*Exercise aim*. Which lines of the data contain the string "JSON"? Copy every one of them.

*Listed entries*.
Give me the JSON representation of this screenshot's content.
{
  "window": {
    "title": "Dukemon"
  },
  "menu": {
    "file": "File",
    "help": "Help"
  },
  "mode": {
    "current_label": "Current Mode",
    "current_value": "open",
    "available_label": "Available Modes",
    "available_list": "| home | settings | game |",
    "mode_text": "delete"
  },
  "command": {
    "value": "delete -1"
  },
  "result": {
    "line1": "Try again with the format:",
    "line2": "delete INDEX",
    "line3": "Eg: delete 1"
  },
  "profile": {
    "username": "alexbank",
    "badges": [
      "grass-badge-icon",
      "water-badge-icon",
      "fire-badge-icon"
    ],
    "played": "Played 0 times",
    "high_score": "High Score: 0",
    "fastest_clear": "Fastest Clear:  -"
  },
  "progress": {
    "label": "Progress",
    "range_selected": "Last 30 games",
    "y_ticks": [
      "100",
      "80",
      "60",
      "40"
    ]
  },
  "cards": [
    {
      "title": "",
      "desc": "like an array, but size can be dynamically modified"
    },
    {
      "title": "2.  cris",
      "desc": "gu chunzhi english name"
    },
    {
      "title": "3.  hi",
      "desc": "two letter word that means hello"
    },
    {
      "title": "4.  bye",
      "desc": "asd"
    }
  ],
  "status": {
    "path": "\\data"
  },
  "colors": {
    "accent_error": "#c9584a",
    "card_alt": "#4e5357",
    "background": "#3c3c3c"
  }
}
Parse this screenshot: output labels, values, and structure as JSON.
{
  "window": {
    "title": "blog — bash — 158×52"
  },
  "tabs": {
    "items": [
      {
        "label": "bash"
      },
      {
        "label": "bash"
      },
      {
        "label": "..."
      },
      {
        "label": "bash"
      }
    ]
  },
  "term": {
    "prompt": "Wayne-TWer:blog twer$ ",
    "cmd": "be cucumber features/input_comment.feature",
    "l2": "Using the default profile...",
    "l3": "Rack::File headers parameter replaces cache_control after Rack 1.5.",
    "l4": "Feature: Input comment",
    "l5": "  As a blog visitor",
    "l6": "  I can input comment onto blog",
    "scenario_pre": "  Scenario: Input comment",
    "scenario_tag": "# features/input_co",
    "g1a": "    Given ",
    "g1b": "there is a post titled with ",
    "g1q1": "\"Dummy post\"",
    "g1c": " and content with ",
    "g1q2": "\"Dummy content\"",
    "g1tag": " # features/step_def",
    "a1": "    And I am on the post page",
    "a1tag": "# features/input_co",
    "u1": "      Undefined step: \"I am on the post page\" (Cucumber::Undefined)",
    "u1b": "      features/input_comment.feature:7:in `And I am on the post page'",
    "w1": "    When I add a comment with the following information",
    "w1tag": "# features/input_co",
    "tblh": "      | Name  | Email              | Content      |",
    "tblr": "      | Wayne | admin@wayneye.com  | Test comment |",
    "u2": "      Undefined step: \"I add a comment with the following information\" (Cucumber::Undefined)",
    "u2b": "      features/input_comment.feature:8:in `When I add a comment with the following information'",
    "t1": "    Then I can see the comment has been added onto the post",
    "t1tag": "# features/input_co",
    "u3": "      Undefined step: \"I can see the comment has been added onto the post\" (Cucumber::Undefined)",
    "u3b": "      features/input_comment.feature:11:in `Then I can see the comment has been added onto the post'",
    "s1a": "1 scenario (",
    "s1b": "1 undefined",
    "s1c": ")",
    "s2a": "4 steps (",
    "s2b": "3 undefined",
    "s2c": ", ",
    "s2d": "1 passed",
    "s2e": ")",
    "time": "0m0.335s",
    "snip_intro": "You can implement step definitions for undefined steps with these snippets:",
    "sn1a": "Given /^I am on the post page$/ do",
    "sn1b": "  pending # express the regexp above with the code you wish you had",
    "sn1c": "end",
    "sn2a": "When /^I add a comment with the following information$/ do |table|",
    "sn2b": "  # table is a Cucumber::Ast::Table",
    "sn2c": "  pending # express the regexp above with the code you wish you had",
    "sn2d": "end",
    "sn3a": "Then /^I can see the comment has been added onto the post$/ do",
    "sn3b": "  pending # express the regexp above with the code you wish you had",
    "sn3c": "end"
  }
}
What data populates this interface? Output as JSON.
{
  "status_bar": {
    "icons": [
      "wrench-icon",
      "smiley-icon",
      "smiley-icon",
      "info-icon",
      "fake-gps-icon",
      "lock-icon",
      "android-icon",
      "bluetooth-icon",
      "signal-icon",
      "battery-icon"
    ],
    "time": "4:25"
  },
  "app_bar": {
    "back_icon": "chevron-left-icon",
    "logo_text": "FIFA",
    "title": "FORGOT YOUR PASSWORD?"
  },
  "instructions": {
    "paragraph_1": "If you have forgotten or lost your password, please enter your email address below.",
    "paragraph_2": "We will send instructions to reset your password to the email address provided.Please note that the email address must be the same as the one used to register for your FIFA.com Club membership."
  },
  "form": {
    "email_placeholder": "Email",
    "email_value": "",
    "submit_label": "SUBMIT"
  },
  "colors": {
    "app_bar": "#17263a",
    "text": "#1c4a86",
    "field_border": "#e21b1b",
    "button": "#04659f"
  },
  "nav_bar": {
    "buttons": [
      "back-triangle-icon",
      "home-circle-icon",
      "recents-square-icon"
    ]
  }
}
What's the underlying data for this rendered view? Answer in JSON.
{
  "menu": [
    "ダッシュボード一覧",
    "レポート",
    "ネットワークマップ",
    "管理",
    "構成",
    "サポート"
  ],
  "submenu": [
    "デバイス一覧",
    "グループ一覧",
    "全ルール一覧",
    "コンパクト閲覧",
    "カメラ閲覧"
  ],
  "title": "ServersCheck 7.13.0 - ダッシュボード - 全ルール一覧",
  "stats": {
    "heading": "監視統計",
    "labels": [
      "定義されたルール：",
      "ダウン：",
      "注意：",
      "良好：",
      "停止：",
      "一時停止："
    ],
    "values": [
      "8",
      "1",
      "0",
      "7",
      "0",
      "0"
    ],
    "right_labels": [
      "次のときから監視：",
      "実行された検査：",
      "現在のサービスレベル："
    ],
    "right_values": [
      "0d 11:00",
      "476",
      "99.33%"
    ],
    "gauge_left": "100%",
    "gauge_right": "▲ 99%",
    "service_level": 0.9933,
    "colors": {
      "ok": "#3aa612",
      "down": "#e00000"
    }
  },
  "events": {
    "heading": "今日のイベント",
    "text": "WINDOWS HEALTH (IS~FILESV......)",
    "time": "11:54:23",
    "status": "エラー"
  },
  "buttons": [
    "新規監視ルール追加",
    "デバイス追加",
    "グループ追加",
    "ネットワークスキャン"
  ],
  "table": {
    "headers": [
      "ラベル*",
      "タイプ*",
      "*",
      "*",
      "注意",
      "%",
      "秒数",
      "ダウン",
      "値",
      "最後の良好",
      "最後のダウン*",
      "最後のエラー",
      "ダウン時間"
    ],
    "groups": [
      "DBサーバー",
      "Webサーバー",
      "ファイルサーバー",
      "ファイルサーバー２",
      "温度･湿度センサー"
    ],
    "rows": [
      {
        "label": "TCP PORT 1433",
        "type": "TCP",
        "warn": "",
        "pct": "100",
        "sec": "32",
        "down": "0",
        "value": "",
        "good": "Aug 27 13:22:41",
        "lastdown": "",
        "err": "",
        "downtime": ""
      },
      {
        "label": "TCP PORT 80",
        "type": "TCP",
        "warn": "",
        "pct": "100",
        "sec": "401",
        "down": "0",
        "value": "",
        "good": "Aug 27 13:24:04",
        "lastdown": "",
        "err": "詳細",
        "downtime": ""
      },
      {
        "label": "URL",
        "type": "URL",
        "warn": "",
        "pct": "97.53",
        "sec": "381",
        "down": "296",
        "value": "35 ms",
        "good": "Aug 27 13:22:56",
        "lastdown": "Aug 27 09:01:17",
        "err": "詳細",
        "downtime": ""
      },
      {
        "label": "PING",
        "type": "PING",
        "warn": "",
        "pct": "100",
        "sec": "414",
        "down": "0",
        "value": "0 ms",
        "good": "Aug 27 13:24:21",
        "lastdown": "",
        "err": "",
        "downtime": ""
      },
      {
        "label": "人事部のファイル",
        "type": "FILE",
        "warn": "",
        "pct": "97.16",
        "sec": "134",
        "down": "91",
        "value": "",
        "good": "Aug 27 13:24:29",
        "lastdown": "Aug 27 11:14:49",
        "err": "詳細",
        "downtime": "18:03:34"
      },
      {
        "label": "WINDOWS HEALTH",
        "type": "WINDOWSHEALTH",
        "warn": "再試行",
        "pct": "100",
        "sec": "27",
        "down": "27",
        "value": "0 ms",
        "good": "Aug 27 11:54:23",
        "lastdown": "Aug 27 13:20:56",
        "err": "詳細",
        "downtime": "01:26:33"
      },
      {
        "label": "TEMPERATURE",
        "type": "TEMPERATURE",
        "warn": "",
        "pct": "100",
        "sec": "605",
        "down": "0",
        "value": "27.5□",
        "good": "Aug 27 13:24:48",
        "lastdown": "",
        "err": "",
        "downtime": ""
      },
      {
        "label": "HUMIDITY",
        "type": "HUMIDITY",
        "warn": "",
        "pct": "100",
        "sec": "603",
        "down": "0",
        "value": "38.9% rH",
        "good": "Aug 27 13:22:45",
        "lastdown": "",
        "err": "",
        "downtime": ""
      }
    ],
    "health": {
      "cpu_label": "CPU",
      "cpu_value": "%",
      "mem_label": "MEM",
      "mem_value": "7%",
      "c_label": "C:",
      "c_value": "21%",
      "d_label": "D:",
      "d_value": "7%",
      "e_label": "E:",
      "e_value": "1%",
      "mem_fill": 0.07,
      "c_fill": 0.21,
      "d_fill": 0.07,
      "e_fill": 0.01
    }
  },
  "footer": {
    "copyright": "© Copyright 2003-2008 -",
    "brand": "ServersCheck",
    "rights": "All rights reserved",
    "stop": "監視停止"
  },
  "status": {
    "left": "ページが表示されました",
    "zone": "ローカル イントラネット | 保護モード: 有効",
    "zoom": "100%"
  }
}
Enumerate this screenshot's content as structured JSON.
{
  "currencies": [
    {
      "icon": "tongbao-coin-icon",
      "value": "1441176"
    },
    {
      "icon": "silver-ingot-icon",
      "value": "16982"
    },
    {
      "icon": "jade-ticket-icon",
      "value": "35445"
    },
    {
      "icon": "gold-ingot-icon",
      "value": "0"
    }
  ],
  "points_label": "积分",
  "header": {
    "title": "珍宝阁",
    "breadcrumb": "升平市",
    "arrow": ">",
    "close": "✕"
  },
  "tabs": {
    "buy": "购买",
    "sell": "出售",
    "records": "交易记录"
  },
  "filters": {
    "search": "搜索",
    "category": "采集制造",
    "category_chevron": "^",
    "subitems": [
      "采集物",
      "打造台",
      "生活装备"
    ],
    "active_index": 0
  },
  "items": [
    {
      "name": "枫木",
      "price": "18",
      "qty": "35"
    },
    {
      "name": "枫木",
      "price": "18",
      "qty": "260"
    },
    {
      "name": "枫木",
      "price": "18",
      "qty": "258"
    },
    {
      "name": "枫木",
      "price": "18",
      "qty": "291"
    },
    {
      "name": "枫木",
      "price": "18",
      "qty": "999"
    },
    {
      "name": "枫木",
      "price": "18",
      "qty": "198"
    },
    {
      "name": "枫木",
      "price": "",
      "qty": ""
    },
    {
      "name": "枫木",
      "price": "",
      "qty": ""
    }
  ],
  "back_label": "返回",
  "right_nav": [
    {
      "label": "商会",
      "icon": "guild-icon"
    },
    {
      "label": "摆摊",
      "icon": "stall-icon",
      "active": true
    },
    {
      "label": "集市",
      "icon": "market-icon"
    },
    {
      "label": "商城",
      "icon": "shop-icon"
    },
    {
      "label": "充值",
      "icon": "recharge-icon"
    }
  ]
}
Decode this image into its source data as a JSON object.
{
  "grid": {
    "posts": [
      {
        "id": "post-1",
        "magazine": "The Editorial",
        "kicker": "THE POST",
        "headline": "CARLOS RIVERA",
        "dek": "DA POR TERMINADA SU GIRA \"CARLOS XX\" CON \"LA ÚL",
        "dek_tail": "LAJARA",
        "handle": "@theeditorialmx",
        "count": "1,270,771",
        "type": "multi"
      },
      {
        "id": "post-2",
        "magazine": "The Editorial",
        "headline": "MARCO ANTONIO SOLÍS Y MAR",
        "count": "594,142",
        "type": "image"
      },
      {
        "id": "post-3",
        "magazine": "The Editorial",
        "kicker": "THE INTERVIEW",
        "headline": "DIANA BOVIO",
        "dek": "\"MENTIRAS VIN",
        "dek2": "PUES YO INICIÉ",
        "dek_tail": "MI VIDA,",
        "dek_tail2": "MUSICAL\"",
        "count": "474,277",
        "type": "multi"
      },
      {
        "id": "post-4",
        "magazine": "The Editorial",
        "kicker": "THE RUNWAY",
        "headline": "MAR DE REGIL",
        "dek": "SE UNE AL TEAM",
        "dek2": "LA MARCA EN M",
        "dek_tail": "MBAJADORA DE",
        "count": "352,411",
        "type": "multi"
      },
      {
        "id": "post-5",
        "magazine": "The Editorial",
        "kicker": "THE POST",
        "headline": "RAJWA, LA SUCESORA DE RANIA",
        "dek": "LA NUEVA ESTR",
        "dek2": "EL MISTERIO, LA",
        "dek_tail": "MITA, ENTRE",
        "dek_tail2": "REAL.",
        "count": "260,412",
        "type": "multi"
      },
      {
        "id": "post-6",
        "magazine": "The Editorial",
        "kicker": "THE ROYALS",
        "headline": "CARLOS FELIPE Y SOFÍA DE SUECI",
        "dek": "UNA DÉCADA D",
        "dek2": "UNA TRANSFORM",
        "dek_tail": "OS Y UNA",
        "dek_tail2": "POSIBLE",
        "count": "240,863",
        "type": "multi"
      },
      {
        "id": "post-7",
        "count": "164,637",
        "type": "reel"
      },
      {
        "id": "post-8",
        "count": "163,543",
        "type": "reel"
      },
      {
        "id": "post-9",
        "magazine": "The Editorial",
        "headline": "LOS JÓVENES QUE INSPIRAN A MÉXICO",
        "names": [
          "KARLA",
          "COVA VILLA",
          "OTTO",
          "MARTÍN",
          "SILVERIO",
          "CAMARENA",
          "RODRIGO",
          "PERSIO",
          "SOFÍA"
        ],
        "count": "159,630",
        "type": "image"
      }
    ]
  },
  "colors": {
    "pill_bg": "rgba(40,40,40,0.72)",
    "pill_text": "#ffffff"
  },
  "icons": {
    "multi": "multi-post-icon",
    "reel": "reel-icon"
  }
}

*Solution to this problem*.
Give me the JSON representation of this screenshot's content.
Parse this screenshot: output labels, values, and structure as JSON.
What data populates this interface? Output as JSON.
What's the underlying data for this rendered view? Answer in JSON.
Enumerate this screenshot's content as structured JSON.
Decode this image into its source data as a JSON object.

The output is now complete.